Women who turn to Blue Hill Memorial Hospital for prenatal care can now benefit from a state-of-the-art combined ultrasound and laboratory screening for genetic abnormalities in the first trimester of pregnancy. Kristin Petros, BS, RDMS, RVT was recently certified to conduct the ultrasound portion of this test by the Nuchal Translucency Quality Review Committee. “As a mother, I really appreciate the privilege of caring for other women during their pregnancies,” says Petros.
The imaging portion of this prenatal test can help doctors and midwives assess a baby's risk of having Downs syndrome and some other chromosomal abnormalities as well as major congenital heart problems. The screening test does not involve radiation, involves no discomfort, and is not invasive. It does require an ultrasound and typically a blood draw. An ultrasound uses high-frequency sound waves, to measure a clear (translucent) space in the tissue at the back of a developing baby's neck. Blood is typically tested for the levels of certain hormones. The ultrasound and blood tests together help to determine the level of risk. The results take approximately one week and are reported to the healthcare provider who is caring for the mother and baby during pregnancy.
The screening takes place when a woman is between 11 and 14 weeks pregnant. Like other screening tests, it won't give women a diagnosis. But it can assess a baby's risk for certain problems and help an expectant mother decide whether she wants to have additional tests. One major advantage of the first trimester screening test is that it allows for earlier definitive testing. When appropriate screenings take place in the first trimester, a definite diagnosis may be possible as early as 15 -16 weeks. With the usual later screening test, a definite diagnosis frequently occurs between 18 – 22 weeks.
“We recommend specific tests for our patients based on their personal preferences, age, family history, and preexisting medical conditions,” says Kathy Ober, MD of Blue Hill Women’s Health Care. An experienced obstetrician and gynecologist who also serves as the hospital’s chief medical officer, Ober emphasizes the importance of providing patients with the opportunity to make informed choices. “It is not our job to tell any mother whether to have a screening test or what to do when tests indicate a higher likelihood of an issue like Downs syndrome.
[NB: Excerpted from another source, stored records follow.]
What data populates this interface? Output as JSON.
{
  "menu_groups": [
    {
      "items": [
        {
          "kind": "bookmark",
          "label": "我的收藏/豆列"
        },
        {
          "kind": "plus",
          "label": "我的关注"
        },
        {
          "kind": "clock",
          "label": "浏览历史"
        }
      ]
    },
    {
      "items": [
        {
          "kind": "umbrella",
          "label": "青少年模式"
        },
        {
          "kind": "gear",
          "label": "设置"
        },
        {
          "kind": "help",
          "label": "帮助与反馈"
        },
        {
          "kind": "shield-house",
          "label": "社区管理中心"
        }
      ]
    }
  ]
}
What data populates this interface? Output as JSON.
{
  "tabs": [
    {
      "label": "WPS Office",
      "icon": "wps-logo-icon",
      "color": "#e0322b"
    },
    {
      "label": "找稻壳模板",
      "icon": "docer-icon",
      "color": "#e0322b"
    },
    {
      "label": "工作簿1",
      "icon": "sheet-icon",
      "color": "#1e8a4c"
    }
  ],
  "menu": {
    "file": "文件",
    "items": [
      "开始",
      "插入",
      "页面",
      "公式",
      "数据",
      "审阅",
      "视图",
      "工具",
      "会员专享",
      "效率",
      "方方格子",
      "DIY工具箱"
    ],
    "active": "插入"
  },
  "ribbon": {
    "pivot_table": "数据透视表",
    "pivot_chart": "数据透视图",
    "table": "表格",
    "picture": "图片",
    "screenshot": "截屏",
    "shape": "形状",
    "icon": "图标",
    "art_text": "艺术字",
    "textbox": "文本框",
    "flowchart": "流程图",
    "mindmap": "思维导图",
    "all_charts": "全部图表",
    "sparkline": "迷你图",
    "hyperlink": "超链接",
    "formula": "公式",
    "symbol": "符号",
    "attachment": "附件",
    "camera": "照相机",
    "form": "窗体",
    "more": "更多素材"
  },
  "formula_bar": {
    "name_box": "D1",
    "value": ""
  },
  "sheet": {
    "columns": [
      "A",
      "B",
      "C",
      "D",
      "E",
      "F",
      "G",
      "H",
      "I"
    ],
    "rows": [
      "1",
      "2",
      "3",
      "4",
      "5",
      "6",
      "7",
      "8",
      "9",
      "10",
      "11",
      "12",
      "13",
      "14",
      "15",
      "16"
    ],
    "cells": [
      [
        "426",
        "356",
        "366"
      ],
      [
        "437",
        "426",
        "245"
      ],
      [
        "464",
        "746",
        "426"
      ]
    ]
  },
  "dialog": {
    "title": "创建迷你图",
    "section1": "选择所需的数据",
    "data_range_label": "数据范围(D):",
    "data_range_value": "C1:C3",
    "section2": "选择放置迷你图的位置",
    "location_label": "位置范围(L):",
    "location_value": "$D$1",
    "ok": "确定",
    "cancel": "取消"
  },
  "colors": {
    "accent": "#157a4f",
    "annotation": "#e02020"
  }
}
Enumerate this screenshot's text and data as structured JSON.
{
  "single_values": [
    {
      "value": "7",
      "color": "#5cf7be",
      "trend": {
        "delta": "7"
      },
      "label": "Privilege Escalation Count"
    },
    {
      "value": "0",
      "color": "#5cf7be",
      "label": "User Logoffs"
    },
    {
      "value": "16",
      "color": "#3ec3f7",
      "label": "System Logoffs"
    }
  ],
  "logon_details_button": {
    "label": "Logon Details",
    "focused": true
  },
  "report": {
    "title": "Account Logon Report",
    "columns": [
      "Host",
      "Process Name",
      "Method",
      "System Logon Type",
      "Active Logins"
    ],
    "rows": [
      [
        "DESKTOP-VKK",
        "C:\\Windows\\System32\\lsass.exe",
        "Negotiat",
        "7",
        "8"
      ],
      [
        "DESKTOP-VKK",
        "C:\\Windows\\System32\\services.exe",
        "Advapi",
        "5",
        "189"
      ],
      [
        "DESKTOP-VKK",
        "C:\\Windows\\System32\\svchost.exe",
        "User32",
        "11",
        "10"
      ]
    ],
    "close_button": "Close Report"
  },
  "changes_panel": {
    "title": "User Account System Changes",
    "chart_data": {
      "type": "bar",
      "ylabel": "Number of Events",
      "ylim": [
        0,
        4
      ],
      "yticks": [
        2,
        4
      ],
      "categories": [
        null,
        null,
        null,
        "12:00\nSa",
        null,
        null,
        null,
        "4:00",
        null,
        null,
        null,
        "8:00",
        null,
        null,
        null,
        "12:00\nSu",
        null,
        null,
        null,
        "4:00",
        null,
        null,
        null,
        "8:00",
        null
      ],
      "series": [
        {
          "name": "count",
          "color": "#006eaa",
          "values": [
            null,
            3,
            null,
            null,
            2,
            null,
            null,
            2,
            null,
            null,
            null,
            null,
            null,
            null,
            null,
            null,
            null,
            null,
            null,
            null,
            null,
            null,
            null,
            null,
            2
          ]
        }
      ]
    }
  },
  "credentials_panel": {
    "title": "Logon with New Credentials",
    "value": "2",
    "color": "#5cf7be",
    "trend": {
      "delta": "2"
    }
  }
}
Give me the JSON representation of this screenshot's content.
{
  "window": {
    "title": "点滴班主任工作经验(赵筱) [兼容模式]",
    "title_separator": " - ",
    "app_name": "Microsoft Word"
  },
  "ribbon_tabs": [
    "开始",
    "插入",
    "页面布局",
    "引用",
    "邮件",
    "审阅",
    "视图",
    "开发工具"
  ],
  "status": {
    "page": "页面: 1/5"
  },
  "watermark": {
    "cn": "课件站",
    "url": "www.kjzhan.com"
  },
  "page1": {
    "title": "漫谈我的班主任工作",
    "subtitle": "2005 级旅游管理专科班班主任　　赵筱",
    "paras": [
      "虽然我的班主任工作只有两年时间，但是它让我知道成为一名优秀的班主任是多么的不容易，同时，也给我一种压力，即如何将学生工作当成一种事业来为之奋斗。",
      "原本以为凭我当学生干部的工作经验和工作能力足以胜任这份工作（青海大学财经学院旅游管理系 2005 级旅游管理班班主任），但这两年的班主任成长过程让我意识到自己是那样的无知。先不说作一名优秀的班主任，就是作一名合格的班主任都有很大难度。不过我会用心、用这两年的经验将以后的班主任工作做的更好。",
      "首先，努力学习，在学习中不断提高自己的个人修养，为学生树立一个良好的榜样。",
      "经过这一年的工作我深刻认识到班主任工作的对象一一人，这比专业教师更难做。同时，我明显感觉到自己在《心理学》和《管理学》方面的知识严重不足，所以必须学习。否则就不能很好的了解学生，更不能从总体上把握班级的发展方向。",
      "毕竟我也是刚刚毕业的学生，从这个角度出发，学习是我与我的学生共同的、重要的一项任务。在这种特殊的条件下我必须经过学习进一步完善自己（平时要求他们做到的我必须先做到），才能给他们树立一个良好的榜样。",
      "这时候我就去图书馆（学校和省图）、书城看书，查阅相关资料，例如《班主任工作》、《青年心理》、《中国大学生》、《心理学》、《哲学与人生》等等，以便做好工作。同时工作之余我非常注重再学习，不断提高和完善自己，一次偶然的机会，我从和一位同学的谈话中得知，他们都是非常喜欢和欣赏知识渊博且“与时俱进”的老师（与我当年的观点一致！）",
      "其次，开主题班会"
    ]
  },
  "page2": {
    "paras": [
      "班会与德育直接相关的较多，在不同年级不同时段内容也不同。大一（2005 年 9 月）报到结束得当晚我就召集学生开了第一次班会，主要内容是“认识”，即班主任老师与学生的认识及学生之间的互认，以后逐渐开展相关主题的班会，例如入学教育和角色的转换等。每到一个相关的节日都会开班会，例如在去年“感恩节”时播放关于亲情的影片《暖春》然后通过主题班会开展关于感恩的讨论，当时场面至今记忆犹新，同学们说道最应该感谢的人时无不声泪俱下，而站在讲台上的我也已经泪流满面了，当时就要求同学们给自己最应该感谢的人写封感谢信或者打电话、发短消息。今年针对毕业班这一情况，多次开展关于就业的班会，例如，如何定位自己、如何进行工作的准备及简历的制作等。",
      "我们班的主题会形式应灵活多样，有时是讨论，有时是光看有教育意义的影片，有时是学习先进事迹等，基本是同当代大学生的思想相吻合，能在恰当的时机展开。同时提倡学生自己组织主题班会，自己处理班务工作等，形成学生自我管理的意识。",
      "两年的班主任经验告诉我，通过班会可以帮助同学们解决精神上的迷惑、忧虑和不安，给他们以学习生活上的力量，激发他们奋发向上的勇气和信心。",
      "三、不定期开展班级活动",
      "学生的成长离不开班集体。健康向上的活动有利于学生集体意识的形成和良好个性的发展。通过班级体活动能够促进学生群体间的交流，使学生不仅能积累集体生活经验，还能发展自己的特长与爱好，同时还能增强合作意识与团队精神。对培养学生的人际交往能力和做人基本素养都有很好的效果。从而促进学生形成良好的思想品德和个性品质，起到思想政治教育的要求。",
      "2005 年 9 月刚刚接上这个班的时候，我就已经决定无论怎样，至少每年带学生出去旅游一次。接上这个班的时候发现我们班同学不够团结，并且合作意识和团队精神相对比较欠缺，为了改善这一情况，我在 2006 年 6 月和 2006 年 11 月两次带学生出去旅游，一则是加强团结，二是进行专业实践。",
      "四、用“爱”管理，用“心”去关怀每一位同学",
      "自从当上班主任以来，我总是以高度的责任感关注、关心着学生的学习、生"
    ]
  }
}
These are very personal choices. We can be supportive and help them evaluate the data but they really need to make choices on what they think is best for them, their baby, and other family members.”